If the Beach is Open, It's Safe for Swimming
Myth: While health and environmental agencies from the Environmental Protection Agency down to the local health department have a role in testing water quality at public beaches, watchdogs say the tests aren't always frequent enough, and the standards aren't always set high enough, to inspire 100% confidence. In 1972, with the passage of the Clean Water Act, Congress set the goal of making all U.S. water safe for swimming by 1983, and while water is much cleaner today than a generation ago, contamination, particularly from sewer overflows after heavy rainstorms, remains a problem. The EPA reports that 95% of beaches were safe and open for swimming in 2011. But the Natural Resources Defense Council tallied more than 23,481 beach closings and swimming advisories due to pollution. What's more, Riverkeeper, NRDC and other watchdogs have criticized recent proposed changes to federal safe swimming guidelines that would weaken standards for protecting public health.
What You Can Do:
> Before swimming, ask officials about water quality testing at your local beach. You'll want to swim where the water usually tests clean, where the water is tested frequently and where officials close the beach whenever contamination is present. Search 200 of the most popular U.S. swimming spots with NRDC's Testing the Waters chart. Seek out local data where available to inform your decision; Riverkeeper, for instance, provides extensive water quality data on the Hudson River.
> Avoid swimming for at least 24-48 hours after heavy rains, which are known to wash harmful bacteria from land and sewers into water.
> Don't swim near obvious sources of pollution, like discharge pipes, or where garbage accumulates.
> Do your part by properly disposing of pet waste and human waste on boats.

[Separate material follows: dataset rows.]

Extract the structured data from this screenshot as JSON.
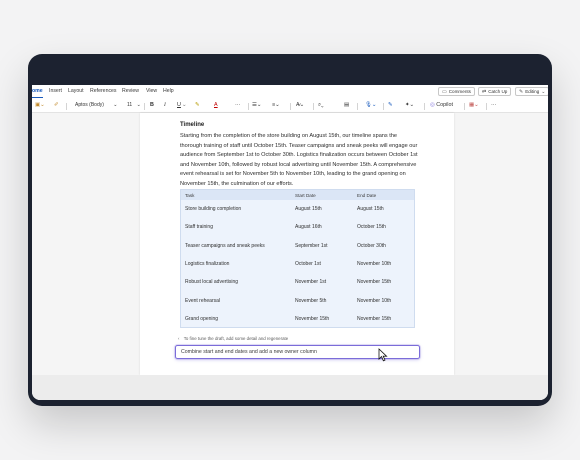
{
  "ribbon": {
    "tabs": [
      "ome",
      "Insert",
      "Layout",
      "References",
      "Review",
      "View",
      "Help"
    ],
    "comments_label": "Comments",
    "catchup_label": "Catch Up",
    "editing_label": "Editing"
  },
  "toolbar": {
    "font_name": "Aptos (Body)",
    "font_size": "11",
    "bold": "B",
    "italic": "I",
    "underline": "U",
    "more": "···",
    "copilot_label": "Copilot"
  },
  "document": {
    "heading": "Timeline",
    "paragraph": "Starting from the completion of the store building on August 15th, our timeline spans the thorough training of staff until October 15th. Teaser campaigns and sneak peeks will engage our audience from September 1st to October 30th. Logistics finalization occurs between October 1st and November 10th, followed by robust local advertising until November 15th. A comprehensive event rehearsal is set for November 5th to November 10th, leading to the grand opening on November 15th, the culmination of our efforts.",
    "table": {
      "headers": [
        "Task",
        "Start Date",
        "End Date"
      ],
      "rows": [
        [
          "Store building completion",
          "August 15th",
          "August 15th"
        ],
        [
          "Staff training",
          "August 16th",
          "October 15th"
        ],
        [
          "Teaser campaigns and sneak peeks",
          "September 1st",
          "October 30th"
        ],
        [
          "Logistics finalization",
          "October 1st",
          "November 10th"
        ],
        [
          "Robust local advertising",
          "November 1st",
          "November 15th"
        ],
        [
          "Event rehearsal",
          "November 5th",
          "November 10th"
        ],
        [
          "Grand opening",
          "November 15th",
          "November 15th"
        ]
      ]
    }
  },
  "copilot": {
    "hint": "To fine tune the draft, add some detail and regenerate",
    "prompt_value": "Combine start and end dates and add a new owner column"
  },
  "colors": {
    "accent": "#185abd",
    "copilot_border": "#7b6cd9",
    "table_fill": "#edf3fc",
    "device_frame": "#1c2230"
  }
}
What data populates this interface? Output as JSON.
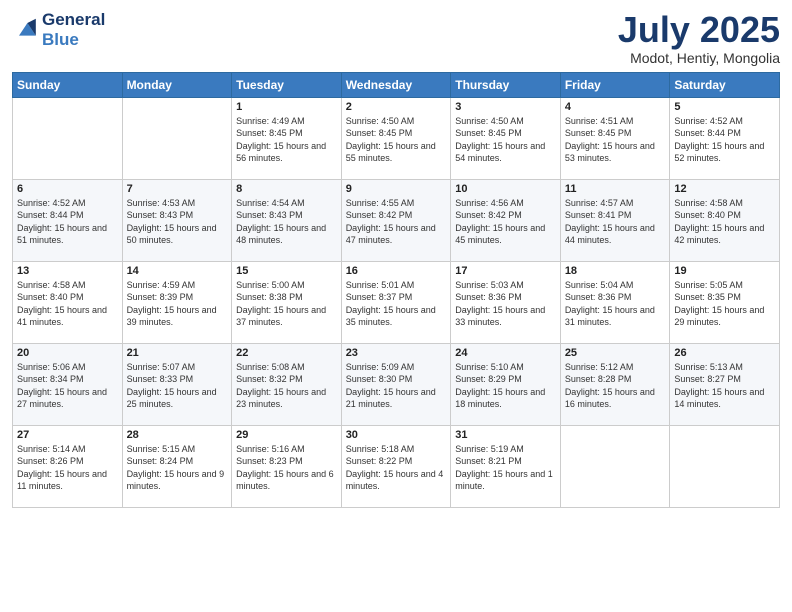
{
  "logo": {
    "line1": "General",
    "line2": "Blue"
  },
  "title": "July 2025",
  "location": "Modot, Hentiy, Mongolia",
  "days_header": [
    "Sunday",
    "Monday",
    "Tuesday",
    "Wednesday",
    "Thursday",
    "Friday",
    "Saturday"
  ],
  "weeks": [
    [
      {
        "day": "",
        "sunrise": "",
        "sunset": "",
        "daylight": ""
      },
      {
        "day": "",
        "sunrise": "",
        "sunset": "",
        "daylight": ""
      },
      {
        "day": "1",
        "sunrise": "Sunrise: 4:49 AM",
        "sunset": "Sunset: 8:45 PM",
        "daylight": "Daylight: 15 hours and 56 minutes."
      },
      {
        "day": "2",
        "sunrise": "Sunrise: 4:50 AM",
        "sunset": "Sunset: 8:45 PM",
        "daylight": "Daylight: 15 hours and 55 minutes."
      },
      {
        "day": "3",
        "sunrise": "Sunrise: 4:50 AM",
        "sunset": "Sunset: 8:45 PM",
        "daylight": "Daylight: 15 hours and 54 minutes."
      },
      {
        "day": "4",
        "sunrise": "Sunrise: 4:51 AM",
        "sunset": "Sunset: 8:45 PM",
        "daylight": "Daylight: 15 hours and 53 minutes."
      },
      {
        "day": "5",
        "sunrise": "Sunrise: 4:52 AM",
        "sunset": "Sunset: 8:44 PM",
        "daylight": "Daylight: 15 hours and 52 minutes."
      }
    ],
    [
      {
        "day": "6",
        "sunrise": "Sunrise: 4:52 AM",
        "sunset": "Sunset: 8:44 PM",
        "daylight": "Daylight: 15 hours and 51 minutes."
      },
      {
        "day": "7",
        "sunrise": "Sunrise: 4:53 AM",
        "sunset": "Sunset: 8:43 PM",
        "daylight": "Daylight: 15 hours and 50 minutes."
      },
      {
        "day": "8",
        "sunrise": "Sunrise: 4:54 AM",
        "sunset": "Sunset: 8:43 PM",
        "daylight": "Daylight: 15 hours and 48 minutes."
      },
      {
        "day": "9",
        "sunrise": "Sunrise: 4:55 AM",
        "sunset": "Sunset: 8:42 PM",
        "daylight": "Daylight: 15 hours and 47 minutes."
      },
      {
        "day": "10",
        "sunrise": "Sunrise: 4:56 AM",
        "sunset": "Sunset: 8:42 PM",
        "daylight": "Daylight: 15 hours and 45 minutes."
      },
      {
        "day": "11",
        "sunrise": "Sunrise: 4:57 AM",
        "sunset": "Sunset: 8:41 PM",
        "daylight": "Daylight: 15 hours and 44 minutes."
      },
      {
        "day": "12",
        "sunrise": "Sunrise: 4:58 AM",
        "sunset": "Sunset: 8:40 PM",
        "daylight": "Daylight: 15 hours and 42 minutes."
      }
    ],
    [
      {
        "day": "13",
        "sunrise": "Sunrise: 4:58 AM",
        "sunset": "Sunset: 8:40 PM",
        "daylight": "Daylight: 15 hours and 41 minutes."
      },
      {
        "day": "14",
        "sunrise": "Sunrise: 4:59 AM",
        "sunset": "Sunset: 8:39 PM",
        "daylight": "Daylight: 15 hours and 39 minutes."
      },
      {
        "day": "15",
        "sunrise": "Sunrise: 5:00 AM",
        "sunset": "Sunset: 8:38 PM",
        "daylight": "Daylight: 15 hours and 37 minutes."
      },
      {
        "day": "16",
        "sunrise": "Sunrise: 5:01 AM",
        "sunset": "Sunset: 8:37 PM",
        "daylight": "Daylight: 15 hours and 35 minutes."
      },
      {
        "day": "17",
        "sunrise": "Sunrise: 5:03 AM",
        "sunset": "Sunset: 8:36 PM",
        "daylight": "Daylight: 15 hours and 33 minutes."
      },
      {
        "day": "18",
        "sunrise": "Sunrise: 5:04 AM",
        "sunset": "Sunset: 8:36 PM",
        "daylight": "Daylight: 15 hours and 31 minutes."
      },
      {
        "day": "19",
        "sunrise": "Sunrise: 5:05 AM",
        "sunset": "Sunset: 8:35 PM",
        "daylight": "Daylight: 15 hours and 29 minutes."
      }
    ],
    [
      {
        "day": "20",
        "sunrise": "Sunrise: 5:06 AM",
        "sunset": "Sunset: 8:34 PM",
        "daylight": "Daylight: 15 hours and 27 minutes."
      },
      {
        "day": "21",
        "sunrise": "Sunrise: 5:07 AM",
        "sunset": "Sunset: 8:33 PM",
        "daylight": "Daylight: 15 hours and 25 minutes."
      },
      {
        "day": "22",
        "sunrise": "Sunrise: 5:08 AM",
        "sunset": "Sunset: 8:32 PM",
        "daylight": "Daylight: 15 hours and 23 minutes."
      },
      {
        "day": "23",
        "sunrise": "Sunrise: 5:09 AM",
        "sunset": "Sunset: 8:30 PM",
        "daylight": "Daylight: 15 hours and 21 minutes."
      },
      {
        "day": "24",
        "sunrise": "Sunrise: 5:10 AM",
        "sunset": "Sunset: 8:29 PM",
        "daylight": "Daylight: 15 hours and 18 minutes."
      },
      {
        "day": "25",
        "sunrise": "Sunrise: 5:12 AM",
        "sunset": "Sunset: 8:28 PM",
        "daylight": "Daylight: 15 hours and 16 minutes."
      },
      {
        "day": "26",
        "sunrise": "Sunrise: 5:13 AM",
        "sunset": "Sunset: 8:27 PM",
        "daylight": "Daylight: 15 hours and 14 minutes."
      }
    ],
    [
      {
        "day": "27",
        "sunrise": "Sunrise: 5:14 AM",
        "sunset": "Sunset: 8:26 PM",
        "daylight": "Daylight: 15 hours and 11 minutes."
      },
      {
        "day": "28",
        "sunrise": "Sunrise: 5:15 AM",
        "sunset": "Sunset: 8:24 PM",
        "daylight": "Daylight: 15 hours and 9 minutes."
      },
      {
        "day": "29",
        "sunrise": "Sunrise: 5:16 AM",
        "sunset": "Sunset: 8:23 PM",
        "daylight": "Daylight: 15 hours and 6 minutes."
      },
      {
        "day": "30",
        "sunrise": "Sunrise: 5:18 AM",
        "sunset": "Sunset: 8:22 PM",
        "daylight": "Daylight: 15 hours and 4 minutes."
      },
      {
        "day": "31",
        "sunrise": "Sunrise: 5:19 AM",
        "sunset": "Sunset: 8:21 PM",
        "daylight": "Daylight: 15 hours and 1 minute."
      },
      {
        "day": "",
        "sunrise": "",
        "sunset": "",
        "daylight": ""
      },
      {
        "day": "",
        "sunrise": "",
        "sunset": "",
        "daylight": ""
      }
    ]
  ]
}
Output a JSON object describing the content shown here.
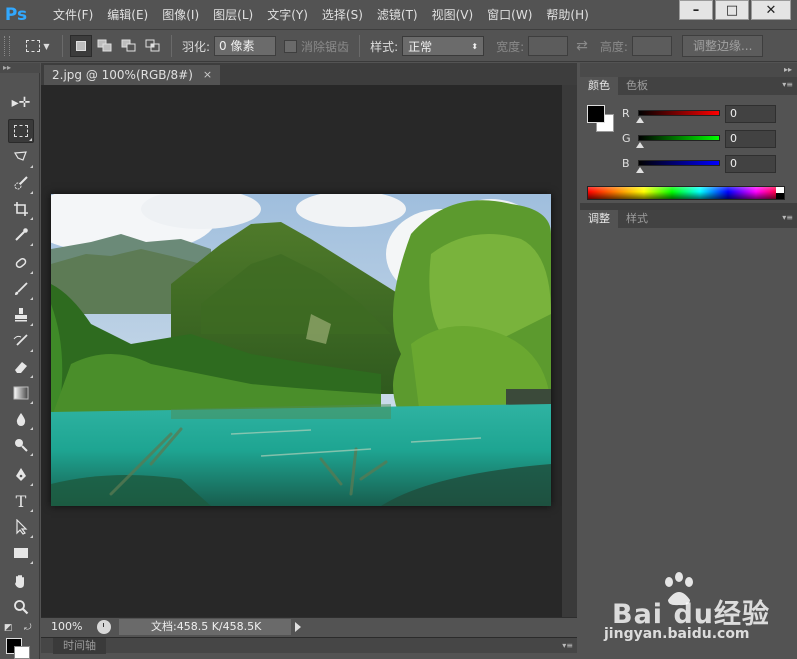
{
  "app": {
    "logo": "Ps"
  },
  "menu": [
    "文件(F)",
    "编辑(E)",
    "图像(I)",
    "图层(L)",
    "文字(Y)",
    "选择(S)",
    "滤镜(T)",
    "视图(V)",
    "窗口(W)",
    "帮助(H)"
  ],
  "window_controls": {
    "minimize": "–",
    "maximize": "□",
    "close": "✕"
  },
  "options": {
    "feather_label": "羽化:",
    "feather_value": "0 像素",
    "antialias_label": "消除锯齿",
    "style_label": "样式:",
    "style_value": "正常",
    "width_label": "宽度:",
    "height_label": "高度:",
    "refine_edge": "调整边缘..."
  },
  "document": {
    "tab_title": "2.jpg @ 100%(RGB/8#)",
    "tab_close": "×",
    "zoom": "100%",
    "doc_info": "文档:458.5 K/458.5K"
  },
  "timeline": {
    "label": "时间轴"
  },
  "color_panel": {
    "tabs": [
      "颜色",
      "色板"
    ],
    "channels": [
      {
        "label": "R",
        "value": "0",
        "color": "#ff0000"
      },
      {
        "label": "G",
        "value": "0",
        "color": "#00ff00"
      },
      {
        "label": "B",
        "value": "0",
        "color": "#0000ff"
      }
    ],
    "foreground": "#000000",
    "background": "#ffffff"
  },
  "adjust_panel": {
    "tabs": [
      "调整",
      "样式"
    ]
  },
  "watermark": {
    "brand": "Bai du经验",
    "url": "jingyan.baidu.com"
  },
  "tools": [
    "move-tool",
    "rectangular-marquee-tool",
    "lasso-tool",
    "quick-selection-tool",
    "crop-tool",
    "eyedropper-tool",
    "spot-healing-tool",
    "brush-tool",
    "clone-stamp-tool",
    "history-brush-tool",
    "eraser-tool",
    "gradient-tool",
    "blur-tool",
    "dodge-tool",
    "pen-tool",
    "type-tool",
    "path-selection-tool",
    "rectangle-tool",
    "hand-tool",
    "zoom-tool"
  ]
}
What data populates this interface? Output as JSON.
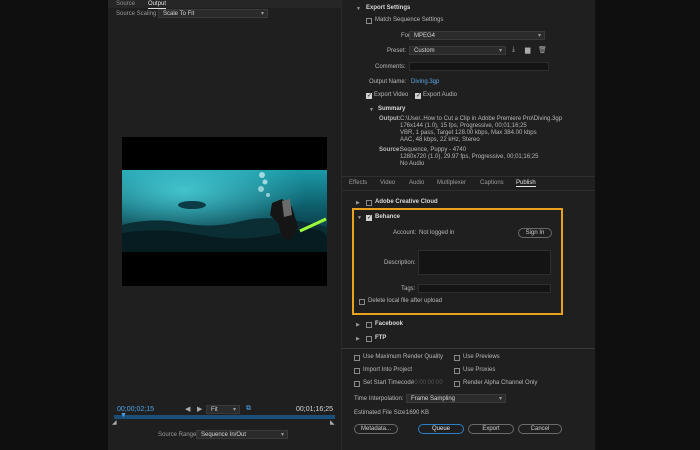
{
  "left": {
    "tabs": [
      "Source",
      "Output"
    ],
    "source_scaling_label": "Source Scaling",
    "source_scaling_value": "Scale To Fit",
    "timecode_current": "00;00;02;15",
    "fit_value": "Fit",
    "timecode_end": "00;01;16;25",
    "source_range_label": "Source Range:",
    "source_range_value": "Sequence In/Out"
  },
  "right": {
    "export_settings_title": "Export Settings",
    "match_sequence_label": "Match Sequence Settings",
    "format_label": "Format:",
    "format_value": "MPEG4",
    "preset_label": "Preset:",
    "preset_value": "Custom",
    "comments_label": "Comments:",
    "output_name_label": "Output Name:",
    "output_name_value": "Diving.3gp",
    "export_video_label": "Export Video",
    "export_audio_label": "Export Audio",
    "summary_title": "Summary",
    "output_label": "Output:",
    "output_lines": [
      "C:\\User..How to Cut a Clip in Adobe Premiere Pro\\Diving.3gp",
      "176x144 (1.0), 15 fps, Progressive, 00;01;16;25",
      "VBR, 1 pass, Target 128.00 kbps, Max 384.00 kbps",
      "AAC, 48 kbps, 22 kHz, Stereo"
    ],
    "source_label": "Source:",
    "source_lines": [
      "Sequence, Puppy - 4740",
      "1280x720 (1.0), 29.97 fps, Progressive, 00;01;16;25",
      "No Audio"
    ],
    "tabs": [
      "Effects",
      "Video",
      "Audio",
      "Multiplexer",
      "Captions",
      "Publish"
    ],
    "creative_cloud_label": "Adobe Creative Cloud",
    "behance_label": "Behance",
    "account_label": "Account:",
    "account_value": "Not logged in",
    "sign_in_label": "Sign In",
    "description_label": "Description:",
    "tags_label": "Tags:",
    "delete_local_label": "Delete local file after upload",
    "facebook_label": "Facebook",
    "ftp_label": "FTP",
    "use_max_render_label": "Use Maximum Render Quality",
    "use_previews_label": "Use Previews",
    "import_into_project_label": "Import Into Project",
    "use_proxies_label": "Use Proxies",
    "set_start_timecode_label": "Set Start Timecode",
    "start_timecode_value": "00;00;00;00",
    "render_alpha_label": "Render Alpha Channel Only",
    "time_interpolation_label": "Time Interpolation:",
    "time_interpolation_value": "Frame Sampling",
    "estimated_size_label": "Estimated File Size:",
    "estimated_size_value": "1690 KB",
    "metadata_label": "Metadata...",
    "queue_label": "Queue",
    "export_label": "Export",
    "cancel_label": "Cancel"
  },
  "colors": {
    "highlight": "#e8a21d",
    "link": "#5ea6e6",
    "timecode": "#4aa3e8",
    "primary_button": "#2e7fc7"
  }
}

> Support efforts to upgrade sewage systems to minimize "combined sewage overflows" that result when sewers are inundated with rain water.